Helping You Find Practical Solutions In Divorce And Co-Parenting

How You Benefit from a Child Centered Mediation

On Behalf of | Nov 13, 2023 | Firm News

Make Your Own Decisions. Our Mediation gives you the chance to have a voice. Your needs and concerns over your children need to be heard. Speak and ask questions. Listen to what is said in the room. Respond when you feel its improper.

Problem Solve – You have goals for your child. You now have concerns for how this divorce will impact your children. In a child centered mediation you have the chance to address the goals and concerns you have regarding your children. We will help you work and problem in a neutral collaborative type setting.  Rather than providing positions parents talk through their individual goals, interests and concerns.

Become Empowered

Ask Questions – A Child Representative is present to answer questions that you both have regarding meeting your children’s concerns and needs.

Find Solutions – In a typical mediation the mediator will tell the parents that the best mediation is one in which no one is genuinely happy.  In a child centered mediation, we find that parents are more flexible in coming up with solutions to improve their co-parenting relationship.

Avoid Court:   Litigation is now so costly that parents forced into a solution at mediation based on offers and counteroffers. At child centered mediations Parents are given the chance to problem solve and looking for options and resources.

Transition Forward – We know it’s going to be hard to work with your child’s other parent.   We’re here to help you listen to one another. Child centered mediations offer parents a first step in the process.

How Your Child Benefits

Emotional Well-being: Research consistently shows that kids in cooperative co-parenting arrangements tend to have better emotional well-being, with fewer behavioral and emotional problems.

Improved Academic Performance: Cooperative parenting contributes to a stable home environment, which often results in improved academic performance and a stronger sense of security for children.

Higher Self-Esteem: Studies suggest that children who witness their parents working together and treating each other respectfully are more likely to develop higher self-esteem and better interpersonal skills.

Reduced Anxiety: Research indicates that kids in cooperative co-parenting setups tend to experience less anxiety and stress compared to those exposed to ongoing conflict.

Positive Coping Skills: Cooperative co-parenting encourages children to develop positive coping skills and adaptability, crucial for their future success.

Healthy Relationships: Studies show that kids raised in environments where cooperation is prioritized are more likely to form healthy relationships in adulthood.

Improve Your Co-Parenting Relationship

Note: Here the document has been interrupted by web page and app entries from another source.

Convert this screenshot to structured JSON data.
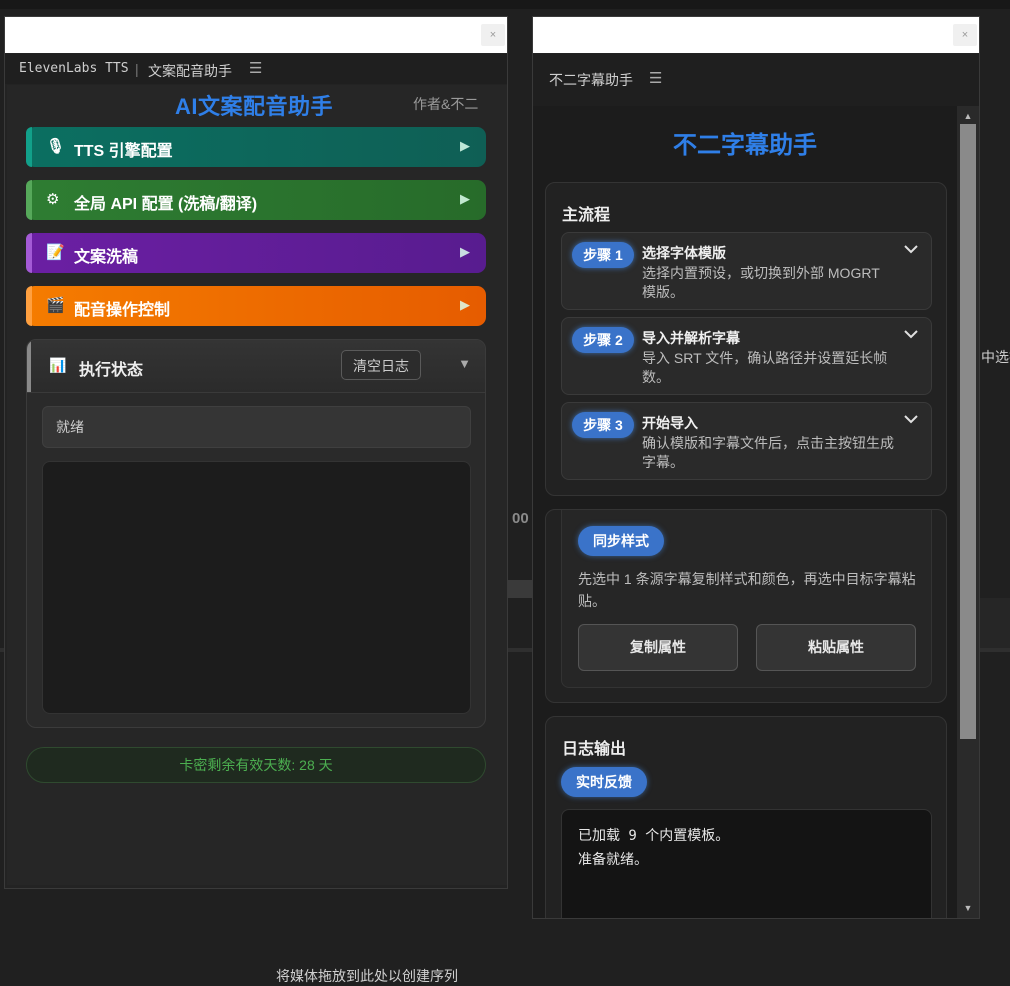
{
  "left_panel": {
    "tab_title": "ElevenLabs TTS",
    "tab_separator": "|",
    "tab_subtitle": "文案配音助手",
    "menu_icon": "☰",
    "close_icon": "×",
    "title": "AI文案配音助手",
    "author": "作者&不二",
    "sections": [
      {
        "icon": "microphone-icon",
        "glyph": "🎙",
        "label": "TTS 引擎配置",
        "arrow": "▶",
        "color": "#0e7a6a"
      },
      {
        "icon": "gear-icon",
        "glyph": "⚙",
        "label": "全局 API 配置 (洗稿/翻译)",
        "arrow": "▶",
        "color": "#2f7d32"
      },
      {
        "icon": "memo-icon",
        "glyph": "📝",
        "label": "文案洗稿",
        "arrow": "▶",
        "color": "#6a1fa2"
      },
      {
        "icon": "clapperboard-icon",
        "glyph": "🎬",
        "label": "配音操作控制",
        "arrow": "▶",
        "color": "#ef6c00"
      }
    ],
    "status": {
      "glyph": "📊",
      "label": "执行状态",
      "clear_button": "清空日志",
      "collapse_arrow": "▼",
      "ready_text": "就绪"
    },
    "license_text": "卡密剩余有效天数: 28 天"
  },
  "right_panel": {
    "tab_title": "不二字幕助手",
    "menu_icon": "☰",
    "close_icon": "×",
    "title": "不二字幕助手",
    "main_flow": {
      "title": "主流程",
      "steps": [
        {
          "badge": "步骤 1",
          "title": "选择字体模版",
          "desc": "选择内置预设，或切换到外部 MOGRT 模版。"
        },
        {
          "badge": "步骤 2",
          "title": "导入并解析字幕",
          "desc": "导入 SRT 文件，确认路径并设置延长帧数。"
        },
        {
          "badge": "步骤 3",
          "title": "开始导入",
          "desc": "确认模版和字幕文件后，点击主按钮生成字幕。"
        }
      ]
    },
    "sync_style": {
      "pill": "同步样式",
      "desc": "先选中 1 条源字幕复制样式和颜色，再选中目标字幕粘贴。",
      "copy_button": "复制属性",
      "paste_button": "粘贴属性"
    },
    "log": {
      "title": "日志输出",
      "pill": "实时反馈",
      "lines": [
        "已加载 9 个内置模板。",
        "准备就绪。"
      ]
    },
    "scroll_up": "▲",
    "scroll_down": "▼"
  },
  "background": {
    "timecode_fragment": "00",
    "right_fragment": "中选择",
    "bottom_fragment": "将媒体拖放到此处以创建序列"
  }
}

  1. Get Ready:   Prior to the child centered mediation we are going to be asking that you upload App Close or Our Family Wizard.  We are going to ask that you read Bill Eddy’s Biff book.  Finding a method and means to communicate means that you are going to start reducing that anxiety and tension that you always find yourself in.  Reducing the tension means that you’ll have a better chance to listen to your child’s other parent when they come walking in the room.
  2. Have a little empathy – Child centered mediations benefit parents by addressing the needs of your child.  Having a bit of empathy for each other’s concerns goes a long way in terms of relating to one another.  Did you just start to co-parent?
  3. Mediate Don’t Litigate – Litigation may be necessary in a small percentage of cases but in most situations, mediation is just a better option. Litigation comes at a great cost and destroys the basic framework of any relationship, let alone a coparenting one.  Mediation is a step forward, not a step back.  We see parents talking after they mediate.  When have you heard that before?
  4. Learn to Work With Each other –  Parents in child centered mediations learn that conflict can arise over simple misunderstandings.   None of us have all the answers, right?  Parents in child centered mediations learn to contact teachers, pediatricians or even mental health professionals to answer basic questions that trouble separated co-parents.